For starters, there’s no folding backseat, only a center pass-thru for skis. Though one product specialist said she thought there was a chance the U.S. model might get a folding backseat, GM/Daewoo vice president of design Taewan Kim said it won't. That’s a deal-breaker for some; the Toyota Corolla, Honda Civic, Ford Focus and others have folding seats standard.
Cabin quality is more respectable, with comfortable — if low-rent — mesh-like fabric in the display car. Leather will be optional. Various sections of the dash are clad in similar mesh fabric, which is a creative way to get around the frequent use of cheaper hard-touch plastics in this price range. The rear seats offer adult-sized confines with good thigh support.
The controls have decent quality, and luxury features like automatic climate control and heated seats will be available. Unfortunately, GM’s user-friendly radio — one of the outgoing Cobalt’s few strengths — has been ditched for a new design. The depowered show car didn’t offer a chance to play with it, but judging by the location of the buttons I doubt it will be as friendly.

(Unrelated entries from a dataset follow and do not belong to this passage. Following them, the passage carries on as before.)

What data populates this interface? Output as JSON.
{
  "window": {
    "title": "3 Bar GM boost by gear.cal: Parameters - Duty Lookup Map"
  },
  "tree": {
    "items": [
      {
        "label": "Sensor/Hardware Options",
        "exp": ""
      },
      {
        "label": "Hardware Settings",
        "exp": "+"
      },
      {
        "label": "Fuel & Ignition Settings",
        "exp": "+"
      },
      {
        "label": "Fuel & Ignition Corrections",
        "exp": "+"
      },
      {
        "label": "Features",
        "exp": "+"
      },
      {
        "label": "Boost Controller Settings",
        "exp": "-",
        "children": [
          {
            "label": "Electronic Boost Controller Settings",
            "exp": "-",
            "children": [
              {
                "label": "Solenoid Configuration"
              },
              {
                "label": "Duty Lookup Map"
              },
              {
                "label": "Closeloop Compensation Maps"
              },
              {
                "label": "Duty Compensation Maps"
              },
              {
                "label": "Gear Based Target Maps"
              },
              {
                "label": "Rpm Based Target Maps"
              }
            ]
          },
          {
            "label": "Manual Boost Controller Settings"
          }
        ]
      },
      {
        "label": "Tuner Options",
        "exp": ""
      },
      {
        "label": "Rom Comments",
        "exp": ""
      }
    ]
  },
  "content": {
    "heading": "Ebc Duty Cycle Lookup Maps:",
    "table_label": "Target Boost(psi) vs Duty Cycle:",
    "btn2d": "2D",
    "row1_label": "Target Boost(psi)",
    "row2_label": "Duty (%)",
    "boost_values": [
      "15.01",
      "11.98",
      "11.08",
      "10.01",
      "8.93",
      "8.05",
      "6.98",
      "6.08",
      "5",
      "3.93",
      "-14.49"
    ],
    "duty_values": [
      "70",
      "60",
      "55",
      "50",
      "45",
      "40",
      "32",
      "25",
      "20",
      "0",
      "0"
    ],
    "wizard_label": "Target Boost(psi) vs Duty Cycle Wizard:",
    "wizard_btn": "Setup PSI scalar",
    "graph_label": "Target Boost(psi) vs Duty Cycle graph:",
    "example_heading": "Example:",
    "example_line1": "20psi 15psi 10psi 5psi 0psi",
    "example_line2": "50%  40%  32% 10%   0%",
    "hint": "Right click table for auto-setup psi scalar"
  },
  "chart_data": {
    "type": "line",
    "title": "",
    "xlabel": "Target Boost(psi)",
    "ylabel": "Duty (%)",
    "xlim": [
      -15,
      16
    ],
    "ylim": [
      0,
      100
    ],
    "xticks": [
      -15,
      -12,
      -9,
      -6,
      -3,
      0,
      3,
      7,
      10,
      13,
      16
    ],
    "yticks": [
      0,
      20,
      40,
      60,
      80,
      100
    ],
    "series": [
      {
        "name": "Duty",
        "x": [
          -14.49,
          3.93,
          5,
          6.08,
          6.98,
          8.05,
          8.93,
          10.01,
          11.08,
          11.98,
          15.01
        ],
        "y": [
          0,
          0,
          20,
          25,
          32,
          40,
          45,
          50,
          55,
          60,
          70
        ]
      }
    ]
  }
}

If the Cruze has an obvious strength, it’s styling. The profile recalls the Pontiac G8 — especially with the G8-like squared-off door handles — and the face seems well-proportioned for Chevy’s split-grille routine.